    My wife and I met as undergraduates. She was the daughter of a college president, whose career involved years of moves, and a mother who taught at the high school and college level. Before we married we agreed that, if we had children, we would raise them in one place and we did.
    We went on to get professional degrees. I had a 34 year career as an administrator in a state government human services agency and my wife, a CPA, was tenured faculty at a local two year college before resigning to establish an accounting practice. I turned down opportunities for promotions that required moves and, as a result, my career development was slowed, but otherwise successful.
    We lived in a suburb of a medium size city with great public schools only a few short miles from our work. Our kids grew up in the same house in a comfortable walkable neighborhood, from birth through high school. We knew all their friends and their friend’s parents. We volunteered in the community. We had extended family members and friends living close by. Looking back on it, it was the best decision we made.
    Our two boys, married professionals in their mid-30s, both tell us how much they appreciate the experience they had growing up in the same place. However, they and their spouses have moved for jobs (some academic) multiple times and, although we visit them several times a year we miss them a lot. Sometimes my wife cries about it. One, right now, is accompanying his wife on a trip from their Los Angeles home to visit a New England college where she is being offered a post doc. If they were to move there, they would only be five hours away. We can only hope.

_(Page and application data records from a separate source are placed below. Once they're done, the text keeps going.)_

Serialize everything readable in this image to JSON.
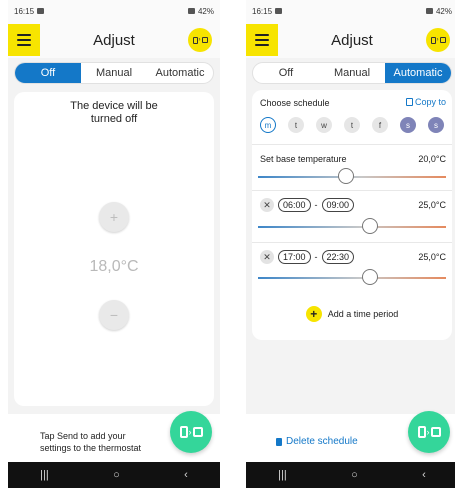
{
  "left": {
    "status": {
      "time": "16:15",
      "battery": "42%"
    },
    "appbar": {
      "title": "Adjust"
    },
    "tabs": [
      {
        "label": "Off"
      },
      {
        "label": "Manual"
      },
      {
        "label": "Automatic"
      }
    ],
    "active_tab": "Off",
    "off_message_line1": "The device will be",
    "off_message_line2": "turned off",
    "plus_label": "+",
    "minus_label": "−",
    "temperature": "18,0°C",
    "hint_line1": "Tap Send to add your",
    "hint_line2": "settings to the thermostat"
  },
  "right": {
    "status": {
      "time": "16:15",
      "battery": "42%"
    },
    "appbar": {
      "title": "Adjust"
    },
    "tabs": [
      {
        "label": "Off"
      },
      {
        "label": "Manual"
      },
      {
        "label": "Automatic"
      }
    ],
    "active_tab": "Automatic",
    "schedule": {
      "title": "Choose schedule",
      "copy_label": "Copy to",
      "days": [
        {
          "label": "m"
        },
        {
          "label": "t"
        },
        {
          "label": "w"
        },
        {
          "label": "t"
        },
        {
          "label": "f"
        },
        {
          "label": "s"
        },
        {
          "label": "s"
        }
      ]
    },
    "base": {
      "label": "Set base temperature",
      "value": "20,0°C"
    },
    "periods": [
      {
        "start": "06:00",
        "sep": "-",
        "end": "09:00",
        "value": "25,0°C"
      },
      {
        "start": "17:00",
        "sep": "-",
        "end": "22:30",
        "value": "25,0°C"
      }
    ],
    "add_period_label": "Add a time period",
    "delete_label": "Delete schedule"
  },
  "colors": {
    "accent": "#1478c8",
    "yellow": "#f7e400",
    "green": "#34d69a",
    "weekend": "#7f84b8"
  },
  "nav": {
    "recent": "|||",
    "home": "○",
    "back": "‹"
  }
}
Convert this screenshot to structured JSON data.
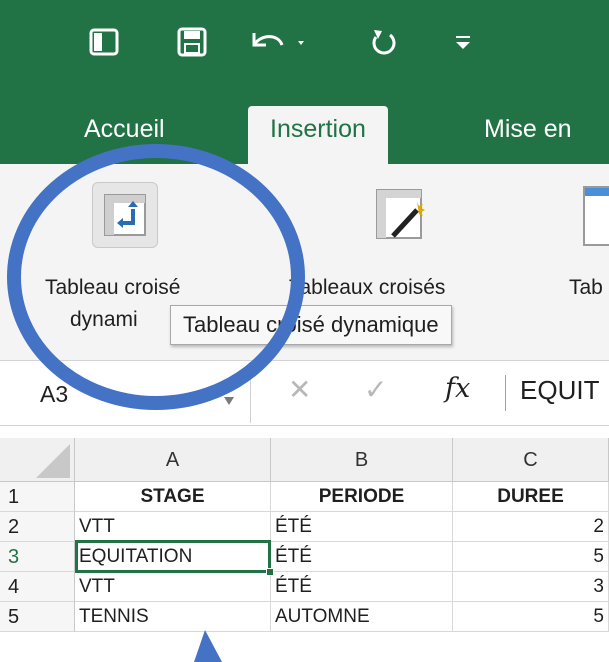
{
  "quick_access": [
    "sidebar-toggle-icon",
    "save-icon",
    "undo-icon",
    "redo-icon",
    "customize-icon"
  ],
  "tabs": [
    {
      "label": "Accueil"
    },
    {
      "label": "Insertion"
    },
    {
      "label": "Mise en"
    }
  ],
  "ribbon": {
    "pivot_table_label_1": "Tableau croisé",
    "pivot_table_label_2": "dynami",
    "recommended_label_1": "Tableaux croisés",
    "tables_label_1": "Tab",
    "tooltip": "Tableau croisé dynamique"
  },
  "formula_bar": {
    "name_box": "A3",
    "value": "EQUIT"
  },
  "columns": [
    "A",
    "B",
    "C"
  ],
  "rows": [
    {
      "num": "1",
      "a": "STAGE",
      "b": "PERIODE",
      "c": "DUREE"
    },
    {
      "num": "2",
      "a": "VTT",
      "b": "ÉTÉ",
      "c": "2"
    },
    {
      "num": "3",
      "a": "EQUITATION",
      "b": "ÉTÉ",
      "c": "5"
    },
    {
      "num": "4",
      "a": "VTT",
      "b": "ÉTÉ",
      "c": "3"
    },
    {
      "num": "5",
      "a": "TENNIS",
      "b": "AUTOMNE",
      "c": "5"
    }
  ],
  "colors": {
    "excel_green": "#217346",
    "annotation_blue": "#4472c4"
  }
}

    1. Margaret Kosmala

      Thank you for your multi-generational perspective.

  1. Links 3/26/16 | Mike the Mad Biologist

    […] in space Elizabethkingia anophelis For Teachers, Access To The Scientific Literature is Priceless Observation as an essential ecology skill Cold Enough for […]

Leave a Reply

Your email address will not be published. Required fields are marked *